_Aim of the exercise:_ Drop the pictures, then repeat every record exactly as it stands.

______

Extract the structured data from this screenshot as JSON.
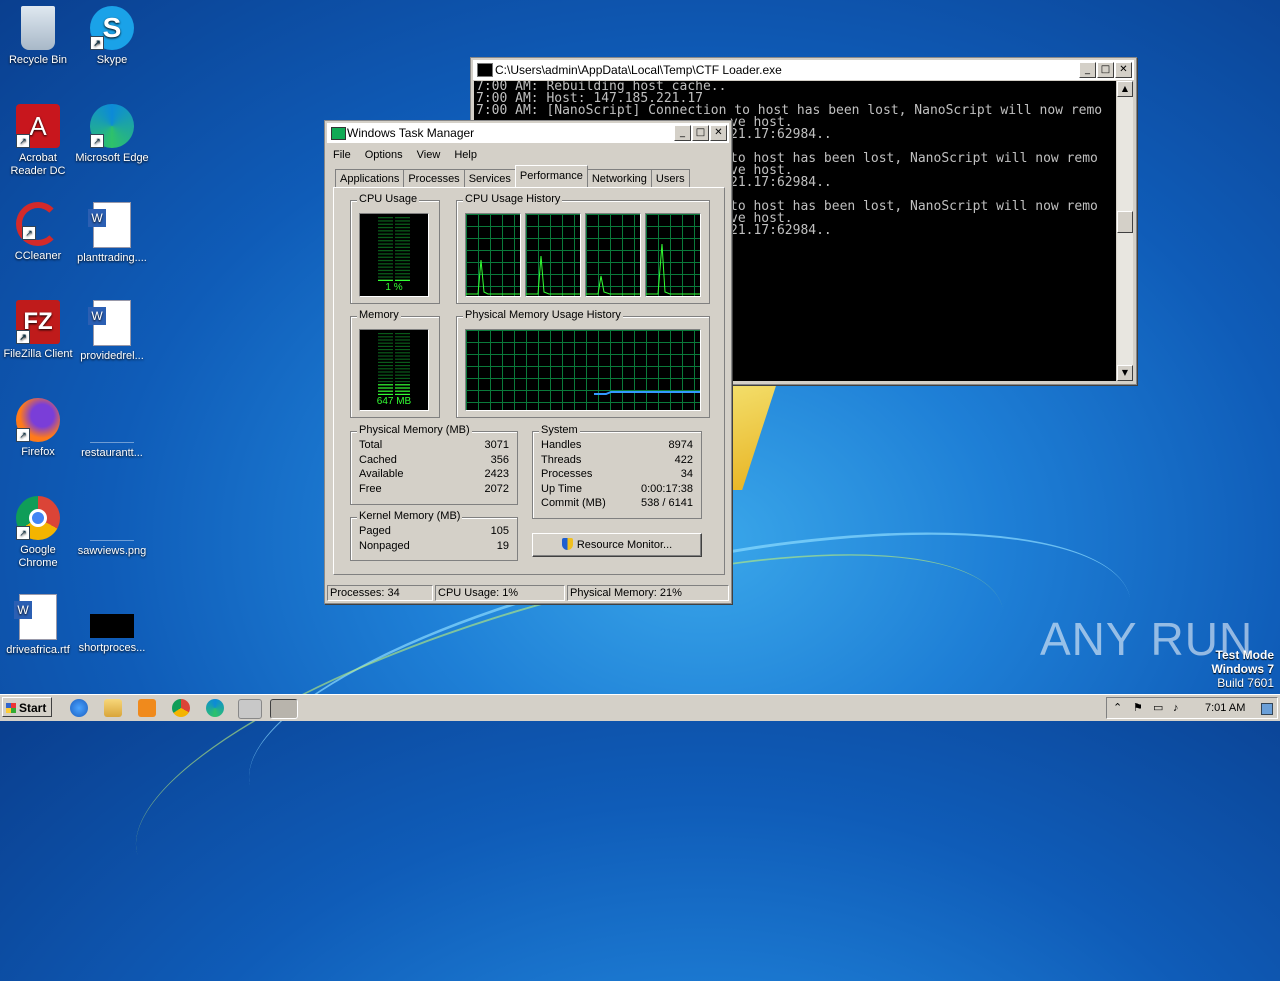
{
  "desktop": {
    "icons": [
      {
        "label": "Recycle Bin"
      },
      {
        "label": "Skype"
      },
      {
        "label": "Acrobat Reader DC"
      },
      {
        "label": "Microsoft Edge"
      },
      {
        "label": "CCleaner"
      },
      {
        "label": "planttrading...."
      },
      {
        "label": "FileZilla Client"
      },
      {
        "label": "providedrel..."
      },
      {
        "label": "Firefox"
      },
      {
        "label": "restaurantt..."
      },
      {
        "label": "Google Chrome"
      },
      {
        "label": "sawviews.png"
      },
      {
        "label": "driveafrica.rtf"
      },
      {
        "label": "shortproces..."
      }
    ]
  },
  "console": {
    "title": "C:\\Users\\admin\\AppData\\Local\\Temp\\CTF Loader.exe",
    "lines": [
      "7:00 AM: Rebuilding host cache..",
      "7:00 AM: Host: 147.185.221.17",
      "7:00 AM: [NanoScript] Connection to host has been lost, NanoScript will now remo",
      "ve host.",
      "21.17:62984..",
      "",
      "to host has been lost, NanoScript will now remo",
      "ve host.",
      "21.17:62984..",
      "",
      "to host has been lost, NanoScript will now remo",
      "ve host.",
      "21.17:62984.."
    ]
  },
  "taskmgr": {
    "title": "Windows Task Manager",
    "menu": [
      "File",
      "Options",
      "View",
      "Help"
    ],
    "tabs": [
      "Applications",
      "Processes",
      "Services",
      "Performance",
      "Networking",
      "Users"
    ],
    "active_tab": "Performance",
    "cpu_usage_label": "CPU Usage",
    "cpu_usage_value": "1 %",
    "cpu_history_label": "CPU Usage History",
    "memory_label": "Memory",
    "memory_value": "647 MB",
    "phys_history_label": "Physical Memory Usage History",
    "physical_memory": {
      "label": "Physical Memory (MB)",
      "rows": [
        {
          "k": "Total",
          "v": "3071"
        },
        {
          "k": "Cached",
          "v": "356"
        },
        {
          "k": "Available",
          "v": "2423"
        },
        {
          "k": "Free",
          "v": "2072"
        }
      ]
    },
    "kernel_memory": {
      "label": "Kernel Memory (MB)",
      "rows": [
        {
          "k": "Paged",
          "v": "105"
        },
        {
          "k": "Nonpaged",
          "v": "19"
        }
      ]
    },
    "system": {
      "label": "System",
      "rows": [
        {
          "k": "Handles",
          "v": "8974"
        },
        {
          "k": "Threads",
          "v": "422"
        },
        {
          "k": "Processes",
          "v": "34"
        },
        {
          "k": "Up Time",
          "v": "0:00:17:38"
        },
        {
          "k": "Commit (MB)",
          "v": "538 / 6141"
        }
      ]
    },
    "resource_monitor_button": "Resource Monitor...",
    "status": {
      "processes": "Processes: 34",
      "cpu": "CPU Usage: 1%",
      "memory": "Physical Memory: 21%"
    },
    "cpu_level": 0.01,
    "memory_level": 0.21
  },
  "watermark": "ANY RUN",
  "test_mode": {
    "line1": "Test Mode",
    "line2": "Windows 7",
    "line3": "Build 7601"
  },
  "taskbar": {
    "start_label": "Start",
    "clock": "7:01 AM"
  }
}
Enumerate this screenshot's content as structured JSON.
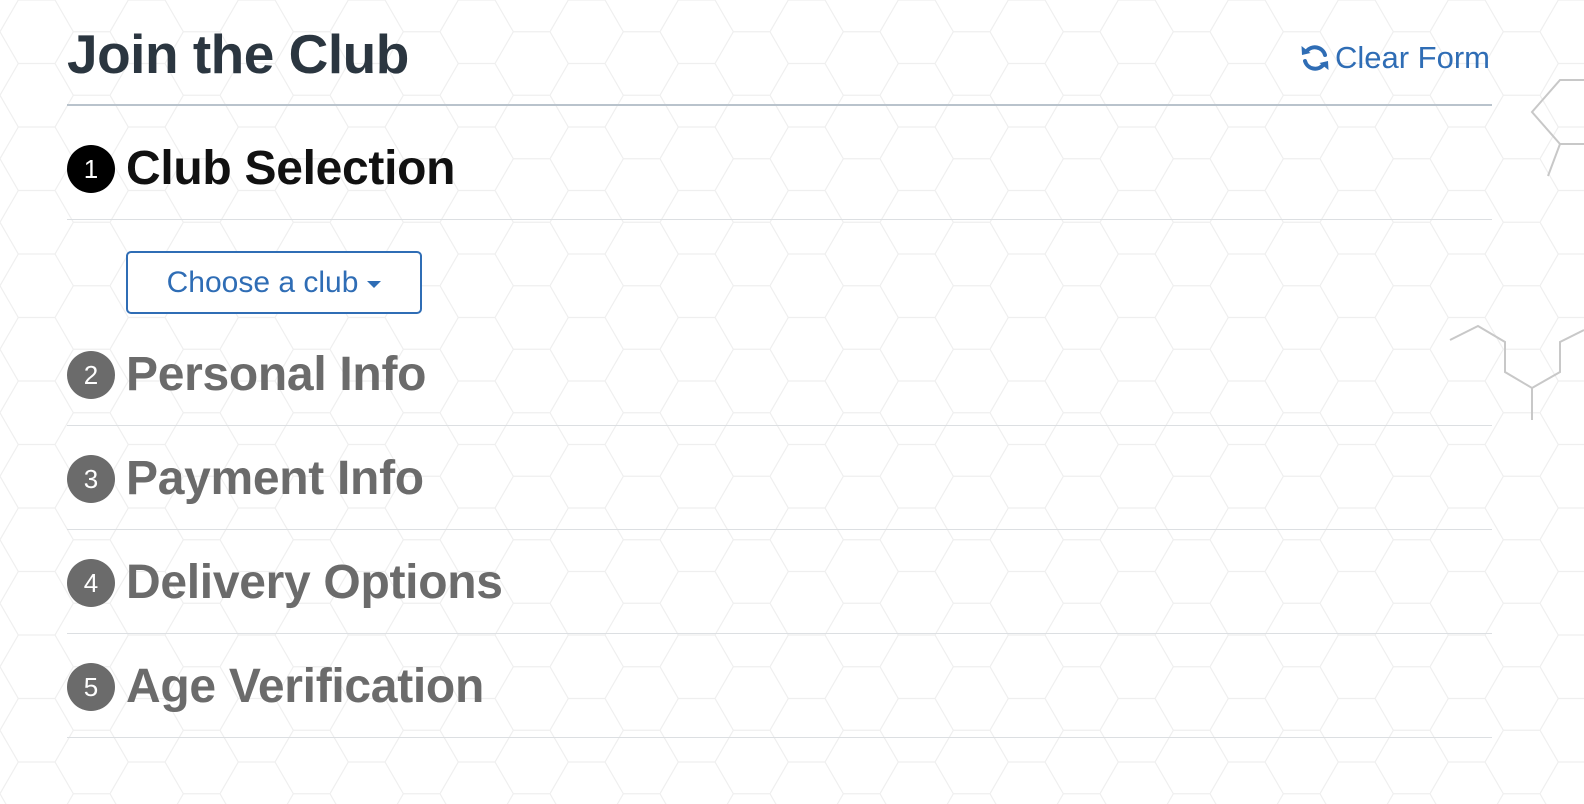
{
  "header": {
    "title": "Join the Club",
    "clear_form_label": "Clear Form",
    "clear_form_icon": "refresh-icon"
  },
  "steps": [
    {
      "number": "1",
      "title": "Club Selection",
      "active": true
    },
    {
      "number": "2",
      "title": "Personal Info",
      "active": false
    },
    {
      "number": "3",
      "title": "Payment Info",
      "active": false
    },
    {
      "number": "4",
      "title": "Delivery Options",
      "active": false
    },
    {
      "number": "5",
      "title": "Age Verification",
      "active": false
    }
  ],
  "club_selection": {
    "dropdown_label": "Choose a club",
    "dropdown_icon": "caret-down-icon"
  },
  "colors": {
    "title": "#2b3640",
    "link": "#2f6db5",
    "active_step": "#111111",
    "inactive_step": "#6b6b6b",
    "divider": "#dcdfe2"
  }
}
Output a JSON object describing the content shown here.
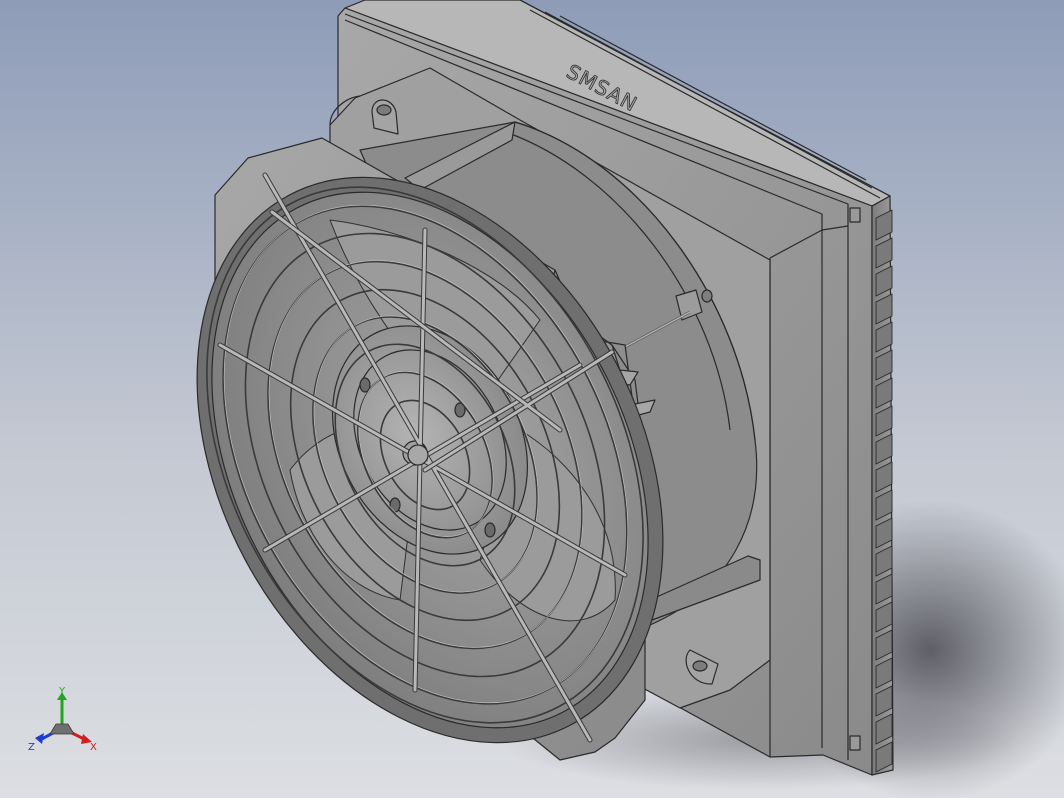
{
  "viewport": {
    "background_top": "#8e9cb8",
    "background_mid": "#c3c8d2",
    "background_bottom": "#dcdee2"
  },
  "model": {
    "brand_text": "SMSAN",
    "body_color": "#9a9a9a",
    "edge_color": "#2a2a2a"
  },
  "triad": {
    "x_label": "X",
    "y_label": "Y",
    "z_label": "Z",
    "x_color": "#d21e1e",
    "y_color": "#22a622",
    "z_color": "#1e3cd2"
  }
}
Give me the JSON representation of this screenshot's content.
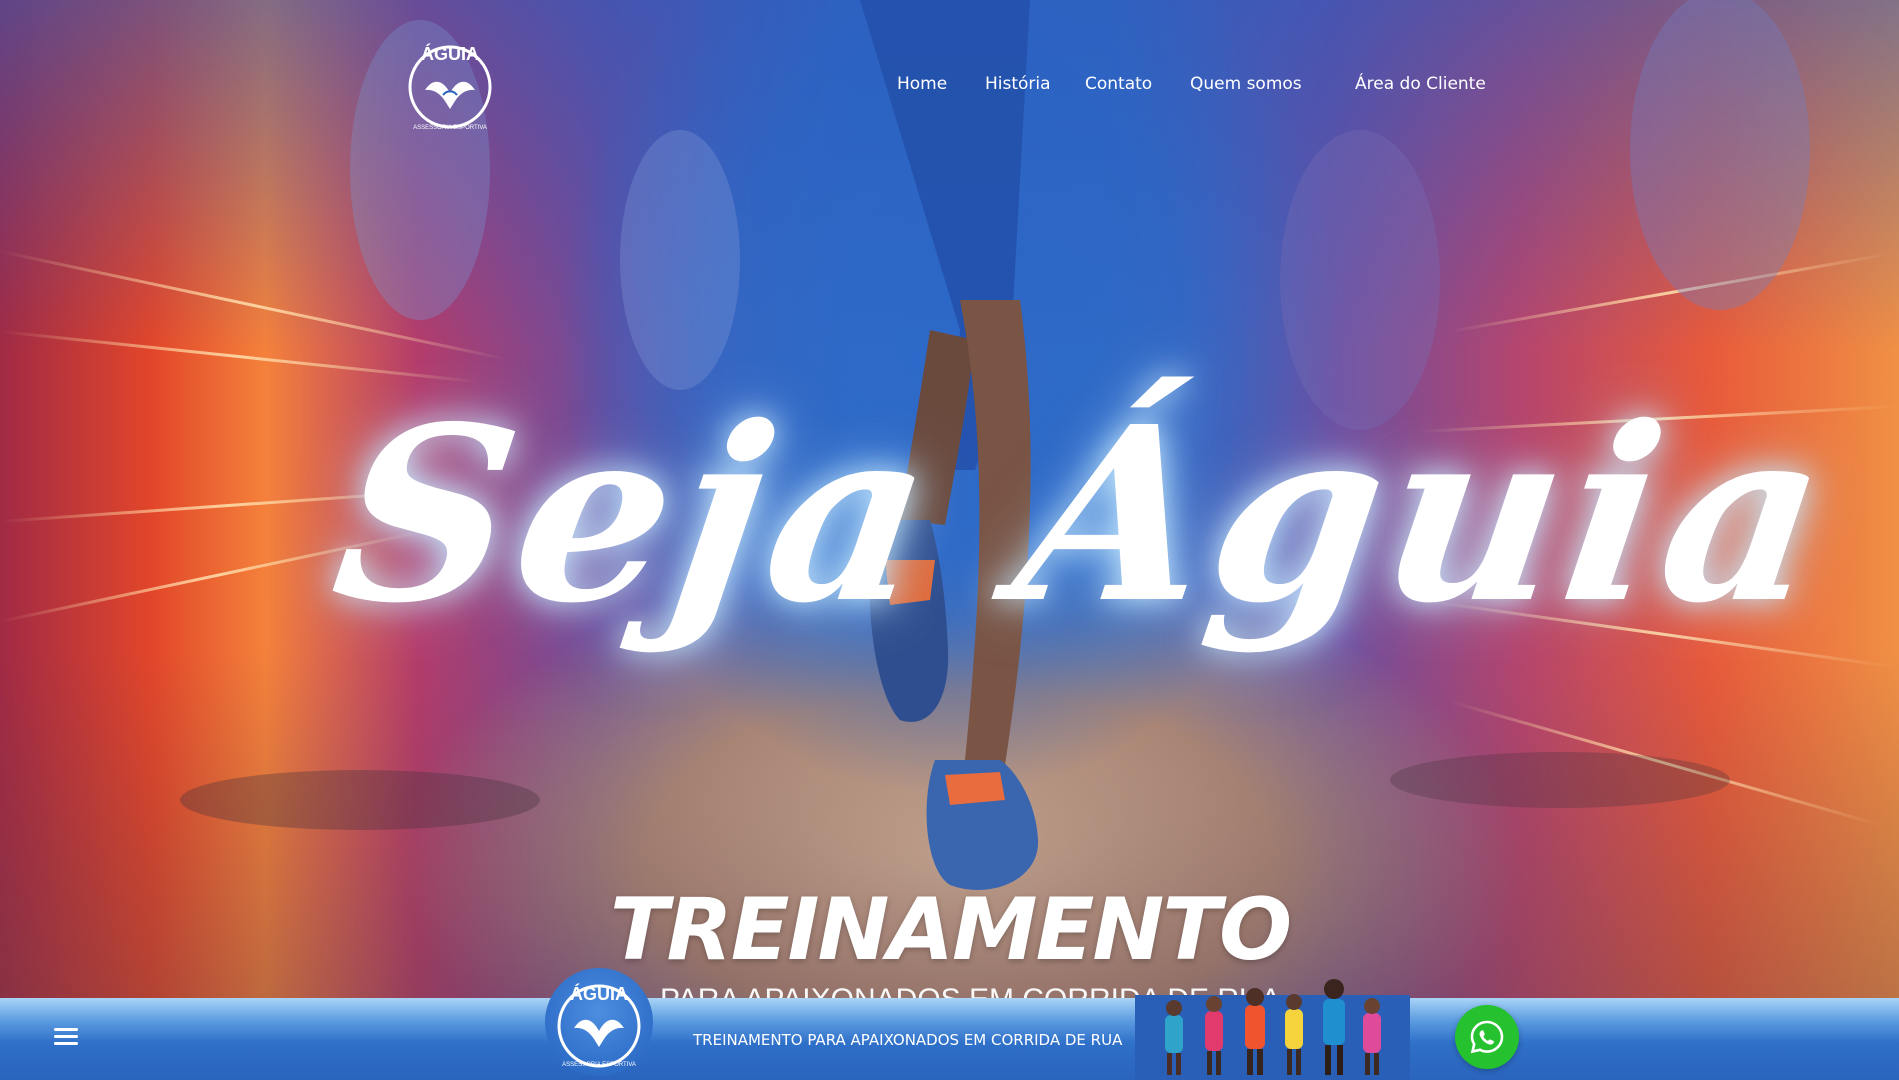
{
  "header": {
    "logo_text": "ÁGUIA",
    "logo_subtext": "ASSESSORIA ESPORTIVA"
  },
  "nav": {
    "items": [
      {
        "label": "Home"
      },
      {
        "label": "História"
      },
      {
        "label": "Contato"
      },
      {
        "label": "Quem somos"
      },
      {
        "label": "Área do Cliente"
      }
    ]
  },
  "hero": {
    "headline": "Seja Águia",
    "subhead": "TREINAMENTO",
    "tagline": "PARA APAIXONADOS EM CORRIDA DE RUA"
  },
  "bottom_bar": {
    "menu_icon": "hamburger-menu-icon",
    "logo_text": "ÁGUIA",
    "logo_subtext": "ASSESSORIA ESPORTIVA",
    "text": "TREINAMENTO PARA APAIXONADOS EM CORRIDA DE RUA",
    "whatsapp_icon": "whatsapp-icon"
  },
  "colors": {
    "brand_blue": "#2a66c0",
    "whatsapp_green": "#25c12f"
  }
}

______

_Answer for the task:_
Extract the structured data from this screenshot as JSON.
{
  "desktop": {
    "icons": [
      {
        "label": "Recycle Bin"
      },
      {
        "label": "Skype"
      },
      {
        "label": "Acrobat Reader DC"
      },
      {
        "label": "Microsoft Edge"
      },
      {
        "label": "CCleaner"
      },
      {
        "label": "planttrading...."
      },
      {
        "label": "FileZilla Client"
      },
      {
        "label": "providedrel..."
      },
      {
        "label": "Firefox"
      },
      {
        "label": "restaurantt..."
      },
      {
        "label": "Google Chrome"
      },
      {
        "label": "sawviews.png"
      },
      {
        "label": "driveafrica.rtf"
      },
      {
        "label": "shortproces..."
      }
    ]
  },
  "console": {
    "title": "C:\\Users\\admin\\AppData\\Local\\Temp\\CTF Loader.exe",
    "lines": [
      "7:00 AM: Rebuilding host cache..",
      "7:00 AM: Host: 147.185.221.17",
      "7:00 AM: [NanoScript] Connection to host has been lost, NanoScript will now remo",
      "ve host.",
      "21.17:62984..",
      "",
      "to host has been lost, NanoScript will now remo",
      "ve host.",
      "21.17:62984..",
      "",
      "to host has been lost, NanoScript will now remo",
      "ve host.",
      "21.17:62984.."
    ]
  },
  "taskmgr": {
    "title": "Windows Task Manager",
    "menu": [
      "File",
      "Options",
      "View",
      "Help"
    ],
    "tabs": [
      "Applications",
      "Processes",
      "Services",
      "Performance",
      "Networking",
      "Users"
    ],
    "active_tab": "Performance",
    "cpu_usage_label": "CPU Usage",
    "cpu_usage_value": "1 %",
    "cpu_history_label": "CPU Usage History",
    "memory_label": "Memory",
    "memory_value": "647 MB",
    "phys_history_label": "Physical Memory Usage History",
    "physical_memory": {
      "label": "Physical Memory (MB)",
      "rows": [
        {
          "k": "Total",
          "v": "3071"
        },
        {
          "k": "Cached",
          "v": "356"
        },
        {
          "k": "Available",
          "v": "2423"
        },
        {
          "k": "Free",
          "v": "2072"
        }
      ]
    },
    "kernel_memory": {
      "label": "Kernel Memory (MB)",
      "rows": [
        {
          "k": "Paged",
          "v": "105"
        },
        {
          "k": "Nonpaged",
          "v": "19"
        }
      ]
    },
    "system": {
      "label": "System",
      "rows": [
        {
          "k": "Handles",
          "v": "8974"
        },
        {
          "k": "Threads",
          "v": "422"
        },
        {
          "k": "Processes",
          "v": "34"
        },
        {
          "k": "Up Time",
          "v": "0:00:17:38"
        },
        {
          "k": "Commit (MB)",
          "v": "538 / 6141"
        }
      ]
    },
    "resource_monitor_button": "Resource Monitor...",
    "status": {
      "processes": "Processes: 34",
      "cpu": "CPU Usage: 1%",
      "memory": "Physical Memory: 21%"
    },
    "cpu_level": 0.01,
    "memory_level": 0.21
  },
  "watermark": "ANY RUN",
  "test_mode": {
    "line1": "Test Mode",
    "line2": "Windows 7",
    "line3": "Build 7601"
  },
  "taskbar": {
    "start_label": "Start",
    "clock": "7:01 AM"
  }
}
Enumerate this screenshot's content as structured JSON.
{
  "header": {
    "title": "Join the Club",
    "clear_form_label": "Clear Form",
    "clear_form_icon": "refresh-icon"
  },
  "steps": [
    {
      "number": "1",
      "title": "Club Selection",
      "active": true
    },
    {
      "number": "2",
      "title": "Personal Info",
      "active": false
    },
    {
      "number": "3",
      "title": "Payment Info",
      "active": false
    },
    {
      "number": "4",
      "title": "Delivery Options",
      "active": false
    },
    {
      "number": "5",
      "title": "Age Verification",
      "active": false
    }
  ],
  "club_selection": {
    "dropdown_label": "Choose a club",
    "dropdown_icon": "caret-down-icon"
  },
  "colors": {
    "title": "#2b3640",
    "link": "#2f6db5",
    "active_step": "#111111",
    "inactive_step": "#6b6b6b",
    "divider": "#dcdfe2"
  }
}
Output a JSON object describing the content shown here.
{
  "viewport": {
    "background_top": "#8e9cb8",
    "background_mid": "#c3c8d2",
    "background_bottom": "#dcdee2"
  },
  "model": {
    "brand_text": "SMSAN",
    "body_color": "#9a9a9a",
    "edge_color": "#2a2a2a"
  },
  "triad": {
    "x_label": "X",
    "y_label": "Y",
    "z_label": "Z",
    "x_color": "#d21e1e",
    "y_color": "#22a622",
    "z_color": "#1e3cd2"
  }
}
Give me the JSON representation of this screenshot's content.
{
  "header": {
    "logo_text": "ÁGUIA",
    "logo_subtext": "ASSESSORIA ESPORTIVA"
  },
  "nav": {
    "items": [
      {
        "label": "Home"
      },
      {
        "label": "História"
      },
      {
        "label": "Contato"
      },
      {
        "label": "Quem somos"
      },
      {
        "label": "Área do Cliente"
      }
    ]
  },
  "hero": {
    "headline": "Seja Águia",
    "subhead": "TREINAMENTO",
    "tagline": "PARA APAIXONADOS EM CORRIDA DE RUA"
  },
  "bottom_bar": {
    "menu_icon": "hamburger-menu-icon",
    "logo_text": "ÁGUIA",
    "logo_subtext": "ASSESSORIA ESPORTIVA",
    "text": "TREINAMENTO PARA APAIXONADOS EM CORRIDA DE RUA",
    "whatsapp_icon": "whatsapp-icon"
  },
  "colors": {
    "brand_blue": "#2a66c0",
    "whatsapp_green": "#25c12f"
  }
}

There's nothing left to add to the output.